What factors will a judge consider when deciding if I can relocate with my child?
In deciding whether to allow your proposed relocation, the judge should consider the following factors and give heavy consideration to those factors which affect the safety of the child:
- The nature, quality, and amount of involvement, and the length of the child’s relationship with you and with the non-relocating party, siblings and other significant people in the child’s life.
- The age, developmental stage, needs of the child and the likely impact the relocation will have on the child’s physical, educational and emotional development, taking into consideration any special needs of the child.
- The possibility of preserving the relationship between the non-relocating party and the child through appropriate custody arrangements, considering the location and financial circumstances of the parties.
- The child’s preference, taking into consideration the age and maturity of the child.
- Whether there is an established pattern of conduct of either party to help or harm the relationship of the child and the other party.
- Whether the relocation will improve the general quality of life financially, emotionally, educationally, etc., for you and for your child.
- The reasons and motivation of you for seeking the relocation and of the other party for opposing the relocation.
- The present and past abuse committed by a party or member of the party’s household and whether there is a continued risk of harm to the child or you (if you were abused).

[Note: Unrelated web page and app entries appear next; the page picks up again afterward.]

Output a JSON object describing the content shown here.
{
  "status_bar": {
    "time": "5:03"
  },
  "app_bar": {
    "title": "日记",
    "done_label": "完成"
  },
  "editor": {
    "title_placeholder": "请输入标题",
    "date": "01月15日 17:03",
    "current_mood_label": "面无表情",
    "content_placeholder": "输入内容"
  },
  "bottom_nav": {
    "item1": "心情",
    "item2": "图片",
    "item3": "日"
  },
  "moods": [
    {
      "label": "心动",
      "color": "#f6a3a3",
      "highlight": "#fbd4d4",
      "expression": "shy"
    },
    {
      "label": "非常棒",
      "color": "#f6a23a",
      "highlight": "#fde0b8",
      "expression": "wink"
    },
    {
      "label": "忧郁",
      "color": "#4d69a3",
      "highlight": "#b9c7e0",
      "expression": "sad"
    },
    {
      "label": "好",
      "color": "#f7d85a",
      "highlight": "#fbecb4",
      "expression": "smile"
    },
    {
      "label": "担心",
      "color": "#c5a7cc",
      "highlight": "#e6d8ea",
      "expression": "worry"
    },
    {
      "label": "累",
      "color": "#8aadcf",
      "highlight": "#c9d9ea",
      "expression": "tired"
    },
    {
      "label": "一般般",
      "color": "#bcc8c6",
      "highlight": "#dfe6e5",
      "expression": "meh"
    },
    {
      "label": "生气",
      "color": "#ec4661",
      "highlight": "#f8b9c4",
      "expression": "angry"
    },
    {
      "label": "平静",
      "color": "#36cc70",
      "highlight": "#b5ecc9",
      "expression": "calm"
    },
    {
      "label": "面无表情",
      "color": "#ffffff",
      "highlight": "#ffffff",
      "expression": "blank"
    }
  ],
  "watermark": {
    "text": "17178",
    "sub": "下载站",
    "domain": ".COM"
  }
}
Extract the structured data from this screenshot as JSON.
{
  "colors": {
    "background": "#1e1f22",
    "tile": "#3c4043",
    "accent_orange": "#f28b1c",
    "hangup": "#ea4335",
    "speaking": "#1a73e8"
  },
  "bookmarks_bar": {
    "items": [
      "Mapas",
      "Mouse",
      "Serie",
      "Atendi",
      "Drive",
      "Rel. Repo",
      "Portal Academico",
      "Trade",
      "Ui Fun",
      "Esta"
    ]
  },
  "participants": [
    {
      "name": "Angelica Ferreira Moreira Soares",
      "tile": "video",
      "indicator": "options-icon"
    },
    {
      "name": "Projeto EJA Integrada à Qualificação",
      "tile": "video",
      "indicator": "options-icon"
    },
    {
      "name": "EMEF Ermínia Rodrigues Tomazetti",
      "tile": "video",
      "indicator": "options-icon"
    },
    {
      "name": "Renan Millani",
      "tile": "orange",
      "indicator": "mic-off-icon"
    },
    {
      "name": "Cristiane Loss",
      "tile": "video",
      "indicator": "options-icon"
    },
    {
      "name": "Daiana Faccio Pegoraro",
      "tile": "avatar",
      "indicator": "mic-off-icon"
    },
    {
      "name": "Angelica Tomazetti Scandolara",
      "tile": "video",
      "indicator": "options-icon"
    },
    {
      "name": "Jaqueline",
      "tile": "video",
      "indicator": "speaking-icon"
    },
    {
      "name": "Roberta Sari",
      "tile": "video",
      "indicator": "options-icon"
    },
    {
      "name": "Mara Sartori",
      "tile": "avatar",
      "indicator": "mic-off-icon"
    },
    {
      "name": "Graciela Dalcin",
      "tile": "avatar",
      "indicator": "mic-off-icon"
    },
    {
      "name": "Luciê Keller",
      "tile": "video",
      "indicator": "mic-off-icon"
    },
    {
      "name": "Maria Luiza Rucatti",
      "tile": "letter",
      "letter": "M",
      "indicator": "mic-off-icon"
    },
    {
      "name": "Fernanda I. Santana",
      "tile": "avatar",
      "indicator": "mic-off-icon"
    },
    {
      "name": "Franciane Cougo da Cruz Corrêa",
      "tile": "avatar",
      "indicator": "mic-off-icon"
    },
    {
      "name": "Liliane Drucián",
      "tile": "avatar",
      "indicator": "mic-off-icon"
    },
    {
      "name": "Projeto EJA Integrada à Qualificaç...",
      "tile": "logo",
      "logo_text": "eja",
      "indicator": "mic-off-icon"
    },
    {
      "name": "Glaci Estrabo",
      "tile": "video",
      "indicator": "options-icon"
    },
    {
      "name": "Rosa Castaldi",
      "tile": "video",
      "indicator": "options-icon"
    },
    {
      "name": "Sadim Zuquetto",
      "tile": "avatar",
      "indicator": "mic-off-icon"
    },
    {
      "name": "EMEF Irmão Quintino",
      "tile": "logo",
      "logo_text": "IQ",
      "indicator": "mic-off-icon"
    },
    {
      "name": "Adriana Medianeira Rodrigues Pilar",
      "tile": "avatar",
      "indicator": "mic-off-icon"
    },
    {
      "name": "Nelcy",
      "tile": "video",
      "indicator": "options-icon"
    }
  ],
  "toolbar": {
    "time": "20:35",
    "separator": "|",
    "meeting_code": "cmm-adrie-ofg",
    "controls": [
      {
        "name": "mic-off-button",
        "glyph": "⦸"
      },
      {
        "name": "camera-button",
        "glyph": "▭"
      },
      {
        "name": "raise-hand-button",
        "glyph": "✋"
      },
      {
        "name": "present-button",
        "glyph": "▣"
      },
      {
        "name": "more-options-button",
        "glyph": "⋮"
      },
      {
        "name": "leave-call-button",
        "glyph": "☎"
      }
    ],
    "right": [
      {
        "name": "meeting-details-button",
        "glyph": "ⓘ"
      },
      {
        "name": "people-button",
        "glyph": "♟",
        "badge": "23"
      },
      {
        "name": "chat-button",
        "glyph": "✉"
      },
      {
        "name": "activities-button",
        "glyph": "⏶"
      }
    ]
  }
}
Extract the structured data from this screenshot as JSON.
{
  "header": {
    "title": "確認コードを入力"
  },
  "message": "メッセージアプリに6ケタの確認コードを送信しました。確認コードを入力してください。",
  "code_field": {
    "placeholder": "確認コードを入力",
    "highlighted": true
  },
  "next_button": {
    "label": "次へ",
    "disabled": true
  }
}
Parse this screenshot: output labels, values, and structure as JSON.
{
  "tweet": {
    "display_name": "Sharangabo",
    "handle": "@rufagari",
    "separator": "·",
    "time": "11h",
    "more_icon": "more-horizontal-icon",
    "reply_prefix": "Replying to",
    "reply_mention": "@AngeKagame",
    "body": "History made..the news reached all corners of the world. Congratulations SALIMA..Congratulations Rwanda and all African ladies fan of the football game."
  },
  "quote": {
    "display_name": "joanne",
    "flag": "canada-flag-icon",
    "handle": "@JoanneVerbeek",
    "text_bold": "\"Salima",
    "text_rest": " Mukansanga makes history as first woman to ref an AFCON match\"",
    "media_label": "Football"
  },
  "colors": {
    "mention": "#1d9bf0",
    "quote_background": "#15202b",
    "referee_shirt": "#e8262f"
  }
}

- Any other factor affecting the best interest of the child.1
It is your responsibility to prove to the judge that the relocation will serve the best interest of the child based on the factors above and that your motives in moving are good ones. The non-relocating party has to prove that s/he has good motives in objecting to the relocation.2
1 23 Pa.C.S.A. § 5337(h)
2 23 Pa.C.S.A. § 5337(i)
The effect of military deployment on custody/visitation
Can I file to modify my custody order while the other parent is deployed?
The court cannot change a custody order while one parent is absent due to military duty (deployment).1 If the parent who is not on military duty files a petition to change custody, the court is not permitted to modify or amend the custody order that was in effect on the date of deployment. However, if it is in the child’s best interest, the court is permitted to enter a temporary custody order while the parent is deployed.1
1 51 Pa.C.S.A § 4109(a)
If a parent with custody rights has moved away due to military duty, can s/he give those rights to his/her family members?
Yes – under certain conditions. If a parent receives notice of deployment, the court may issue an order temporarily granting that parent’s custody rights to his/her family members. The custody rights could include shared, primary, partial, sole, or supervised physical custody and/or shared or sole legal custody.1
However, the following circumstances must be met:
- The parent leaving for active duty and the family member(s) seeking temporary custody must petition the court together;
- The petition must include a proposed schedule for care of the child by the family member(s);
- The proposed custody schedule cannot go beyond the custodial rights of the parent leaving for active duty; and
- The court must find that temporary custody with the family members is in the child’s best interest.2
1 51 Pa.C.S.A § 4109(a.1); 23 Pa.C.S.A. § 5323(a)
2 51 Pa.C.S.A § 4109(a.1)
If a temporary order is issued during a parent’s military duty, what happens when the parent returns?
If a temporary order is issued during a parent’s military duty, the judge will reinstate the original custody order that was in effect before the parent’s deployment once the deployed parent returns.1
1 51 Pa.C.S.A. § 4109(b)
How will a court consider a parent’s absence due to military duty?
If a parent petitions to change custody after the return of a deployed parent, the court is not permitted to consider the deployed parent’s absence as a factor when determining what custody arrangement is in the child’s best interest.1
1 51 Pa.C.S.A. § 4109(c)
What happens if a deployed parent does not attend the court hearing for a petition to modify the custody order?
1 51 Pa.C.S.A § 4109(d)